Ever wonder why Americans are so out of balance?

We take everything to the extreme. If something tastes good, we eat as much of it as we can, as often as we can. We eat even when food doesn't taste good or we're not hungry. If we want to lose weight, we find some diet that starves us, we knuckle down and stick to it until the unwanted pounds fall off and we can get back to indulgence. How have we missed the wisdom of elder cultures that have discovered good health in balance?

Actually, our tendency toward excess is being exported around the world today until countries, which used to understand balance, are becoming more and more overworked, overfed and overstressed just like us.

Let's step back. Take a breath. And think a moment.

Balance makes me think of a tight rope walker. He's got to keep his feet in line. One step too far to the right or the left and BOOM, he hits the crash mat below.

Life isn't that restrictive--Thank the Lord! But take too many steps too far to one side or the other and balance is lost. When we lose balance we lose right perspective and good health--spiritual and physical.

Nature demonstrates balance. The earth needs water. Too little water and life dies. But too much water and life dies as well. It's natural. We understand that if you over water a plant it will die. And we understand that if you forget to water it for too long it will die. We have to regulate our watering schedule for our plants.

How about us? Do we make the effort to keep ourselves in balance? Our health depends on it as well. We may indulge in a piece of cheese cake for a special occasion and be just fine. But if we had cheese cake every night our bodies would take the toll. N'est ce pas?

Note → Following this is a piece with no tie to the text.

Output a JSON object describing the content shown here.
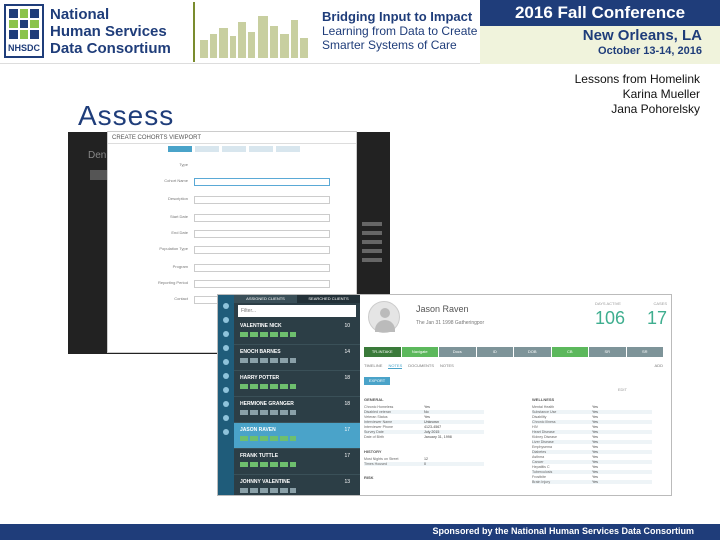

Is it possible to be too spiritual? Of course, if we thought we had to read the Bible eight hours every day and when we were not reading we could do nothing but preach to our neighbors, we'd be out of balance. And probably not appreciated by those neighbors.

On the other hand, we Americans probably tend to the opposite extreme more often. We're so busy, caught up with so many important tasks (often ministry related), that we rarely have time to give attention to the Word, Prayer or Meditation. Hard to be like Christ when you don't know Him.

It must be possible to make Him our priority and still get day to day stuff done. If we decide that God is our first priority, we set a certain amount of time for His presence and His word each day. Then if our schedules get out of hand and we miss that time one day, we'll get back to it the next--no big deal. But if we wait until we get all our tasks accomplished, we'll never have time for Him.

Balance is healthy in every aspect of life. Balance includes a large dose of grace and readjustment. Invariably we'll get off that line of balance. At that point, we just forgive ourselves, as Christ does, and get back to what we know is right. This holds true in spiritual disciplines, diet or any other aspect in life.

Don't forget balance when it comes to other people too. Allow them to get off to one side or the other. Forgive them. Encourage in a positive way, a way that doesn't judge, to move back to center.

Let's don't get stressed-out about it. Just remember moderation and balance. And always allow yourself room to readjust.


  1. I like the way that you stress balance. There is a lot of good common sense in this post. Have a great day!

  2. Balance for pastors after a Sunday of ministry! Here is a humorous look from Bonhoeffer: A recent post talks about Bonhoeffer and "winding down" on Sundays.